WHAT TO WORK ON:
Each entry that appears below should be restated word for word.

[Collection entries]
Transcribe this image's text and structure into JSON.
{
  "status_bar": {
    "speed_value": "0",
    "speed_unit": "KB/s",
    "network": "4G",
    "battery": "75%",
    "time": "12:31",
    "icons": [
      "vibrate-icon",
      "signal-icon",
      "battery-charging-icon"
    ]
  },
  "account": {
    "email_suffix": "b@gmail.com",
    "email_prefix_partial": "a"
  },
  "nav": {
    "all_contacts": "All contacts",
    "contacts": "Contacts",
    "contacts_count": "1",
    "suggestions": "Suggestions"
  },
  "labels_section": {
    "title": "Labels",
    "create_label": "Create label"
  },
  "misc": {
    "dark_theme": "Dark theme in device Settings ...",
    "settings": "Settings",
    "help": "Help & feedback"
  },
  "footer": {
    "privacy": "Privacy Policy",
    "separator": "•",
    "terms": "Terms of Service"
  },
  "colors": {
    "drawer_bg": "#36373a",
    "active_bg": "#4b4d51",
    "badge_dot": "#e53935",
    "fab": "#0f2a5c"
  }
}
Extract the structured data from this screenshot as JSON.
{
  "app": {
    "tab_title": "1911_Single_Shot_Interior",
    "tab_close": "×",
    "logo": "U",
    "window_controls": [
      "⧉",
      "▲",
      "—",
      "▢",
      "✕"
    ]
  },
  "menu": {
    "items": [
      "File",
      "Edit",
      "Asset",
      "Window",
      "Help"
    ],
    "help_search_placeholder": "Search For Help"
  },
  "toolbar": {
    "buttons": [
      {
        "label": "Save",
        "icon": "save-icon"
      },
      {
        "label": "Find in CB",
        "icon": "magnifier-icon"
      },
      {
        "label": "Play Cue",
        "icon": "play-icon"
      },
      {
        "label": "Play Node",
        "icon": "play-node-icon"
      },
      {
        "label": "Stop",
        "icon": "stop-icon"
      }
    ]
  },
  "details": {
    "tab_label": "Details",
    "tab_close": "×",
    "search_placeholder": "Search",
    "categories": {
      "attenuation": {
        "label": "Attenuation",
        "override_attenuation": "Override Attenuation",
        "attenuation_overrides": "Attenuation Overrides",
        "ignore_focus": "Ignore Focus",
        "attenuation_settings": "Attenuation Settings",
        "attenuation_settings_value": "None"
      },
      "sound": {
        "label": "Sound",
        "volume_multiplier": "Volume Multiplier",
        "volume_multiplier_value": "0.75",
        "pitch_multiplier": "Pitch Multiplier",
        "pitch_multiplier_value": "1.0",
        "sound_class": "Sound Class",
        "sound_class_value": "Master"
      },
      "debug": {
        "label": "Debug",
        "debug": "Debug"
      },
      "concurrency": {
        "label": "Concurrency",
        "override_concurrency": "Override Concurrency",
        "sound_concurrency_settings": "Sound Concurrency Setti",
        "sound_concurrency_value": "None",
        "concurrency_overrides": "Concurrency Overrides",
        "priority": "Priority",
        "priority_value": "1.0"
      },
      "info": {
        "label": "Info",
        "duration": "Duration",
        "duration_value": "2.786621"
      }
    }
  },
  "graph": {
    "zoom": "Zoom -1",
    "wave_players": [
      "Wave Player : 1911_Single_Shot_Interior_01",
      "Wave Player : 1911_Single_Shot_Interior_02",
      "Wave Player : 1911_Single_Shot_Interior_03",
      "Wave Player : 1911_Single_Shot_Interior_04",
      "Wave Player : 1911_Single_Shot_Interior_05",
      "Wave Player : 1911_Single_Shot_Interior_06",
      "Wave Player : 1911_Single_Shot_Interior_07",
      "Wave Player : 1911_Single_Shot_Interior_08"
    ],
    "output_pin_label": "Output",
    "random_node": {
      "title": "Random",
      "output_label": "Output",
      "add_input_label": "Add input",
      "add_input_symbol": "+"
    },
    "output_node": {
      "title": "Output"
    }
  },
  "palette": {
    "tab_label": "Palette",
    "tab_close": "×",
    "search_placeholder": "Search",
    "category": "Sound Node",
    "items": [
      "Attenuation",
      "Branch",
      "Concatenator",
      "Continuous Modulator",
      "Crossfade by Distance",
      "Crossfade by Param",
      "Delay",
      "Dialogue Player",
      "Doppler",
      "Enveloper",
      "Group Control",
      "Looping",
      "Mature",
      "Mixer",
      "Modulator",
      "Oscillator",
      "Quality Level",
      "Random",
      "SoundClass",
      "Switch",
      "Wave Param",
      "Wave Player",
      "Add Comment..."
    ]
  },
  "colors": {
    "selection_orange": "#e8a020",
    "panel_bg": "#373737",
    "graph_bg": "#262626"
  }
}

OUTPUT:
Transcribe this image's text and structure into JSON.
{
  "status_bar": {
    "speed_value": "0",
    "speed_unit": "KB/s",
    "network": "4G",
    "battery": "75%",
    "time": "12:31",
    "icons": [
      "vibrate-icon",
      "signal-icon",
      "battery-charging-icon"
    ]
  },
  "account": {
    "email_suffix": "b@gmail.com",
    "email_prefix_partial": "a"
  },
  "nav": {
    "all_contacts": "All contacts",
    "contacts": "Contacts",
    "contacts_count": "1",
    "suggestions": "Suggestions"
  },
  "labels_section": {
    "title": "Labels",
    "create_label": "Create label"
  },
  "misc": {
    "dark_theme": "Dark theme in device Settings ...",
    "settings": "Settings",
    "help": "Help & feedback"
  },
  "footer": {
    "privacy": "Privacy Policy",
    "separator": "•",
    "terms": "Terms of Service"
  },
  "colors": {
    "drawer_bg": "#36373a",
    "active_bg": "#4b4d51",
    "badge_dot": "#e53935",
    "fab": "#0f2a5c"
  }
}
Extract the structured data from this screenshot as JSON.
{
  "app": {
    "tab_title": "1911_Single_Shot_Interior",
    "tab_close": "×",
    "logo": "U",
    "window_controls": [
      "⧉",
      "▲",
      "—",
      "▢",
      "✕"
    ]
  },
  "menu": {
    "items": [
      "File",
      "Edit",
      "Asset",
      "Window",
      "Help"
    ],
    "help_search_placeholder": "Search For Help"
  },
  "toolbar": {
    "buttons": [
      {
        "label": "Save",
        "icon": "save-icon"
      },
      {
        "label": "Find in CB",
        "icon": "magnifier-icon"
      },
      {
        "label": "Play Cue",
        "icon": "play-icon"
      },
      {
        "label": "Play Node",
        "icon": "play-node-icon"
      },
      {
        "label": "Stop",
        "icon": "stop-icon"
      }
    ]
  },
  "details": {
    "tab_label": "Details",
    "tab_close": "×",
    "search_placeholder": "Search",
    "categories": {
      "attenuation": {
        "label": "Attenuation",
        "override_attenuation": "Override Attenuation",
        "attenuation_overrides": "Attenuation Overrides",
        "ignore_focus": "Ignore Focus",
        "attenuation_settings": "Attenuation Settings",
        "attenuation_settings_value": "None"
      },
      "sound": {
        "label": "Sound",
        "volume_multiplier": "Volume Multiplier",
        "volume_multiplier_value": "0.75",
        "pitch_multiplier": "Pitch Multiplier",
        "pitch_multiplier_value": "1.0",
        "sound_class": "Sound Class",
        "sound_class_value": "Master"
      },
      "debug": {
        "label": "Debug",
        "debug": "Debug"
      },
      "concurrency": {
        "label": "Concurrency",
        "override_concurrency": "Override Concurrency",
        "sound_concurrency_settings": "Sound Concurrency Setti",
        "sound_concurrency_value": "None",
        "concurrency_overrides": "Concurrency Overrides",
        "priority": "Priority",
        "priority_value": "1.0"
      },
      "info": {
        "label": "Info",
        "duration": "Duration",
        "duration_value": "2.786621"
      }
    }
  },
  "graph": {
    "zoom": "Zoom -1",
    "wave_players": [
      "Wave Player : 1911_Single_Shot_Interior_01",
      "Wave Player : 1911_Single_Shot_Interior_02",
      "Wave Player : 1911_Single_Shot_Interior_03",
      "Wave Player : 1911_Single_Shot_Interior_04",
      "Wave Player : 1911_Single_Shot_Interior_05",
      "Wave Player : 1911_Single_Shot_Interior_06",
      "Wave Player : 1911_Single_Shot_Interior_07",
      "Wave Player : 1911_Single_Shot_Interior_08"
    ],
    "output_pin_label": "Output",
    "random_node": {
      "title": "Random",
      "output_label": "Output",
      "add_input_label": "Add input",
      "add_input_symbol": "+"
    },
    "output_node": {
      "title": "Output"
    }
  },
  "palette": {
    "tab_label": "Palette",
    "tab_close": "×",
    "search_placeholder": "Search",
    "category": "Sound Node",
    "items": [
      "Attenuation",
      "Branch",
      "Concatenator",
      "Continuous Modulator",
      "Crossfade by Distance",
      "Crossfade by Param",
      "Delay",
      "Dialogue Player",
      "Doppler",
      "Enveloper",
      "Group Control",
      "Looping",
      "Mature",
      "Mixer",
      "Modulator",
      "Oscillator",
      "Quality Level",
      "Random",
      "SoundClass",
      "Switch",
      "Wave Param",
      "Wave Player",
      "Add Comment..."
    ]
  },
  "colors": {
    "selection_orange": "#e8a020",
    "panel_bg": "#373737",
    "graph_bg": "#262626"
  }
}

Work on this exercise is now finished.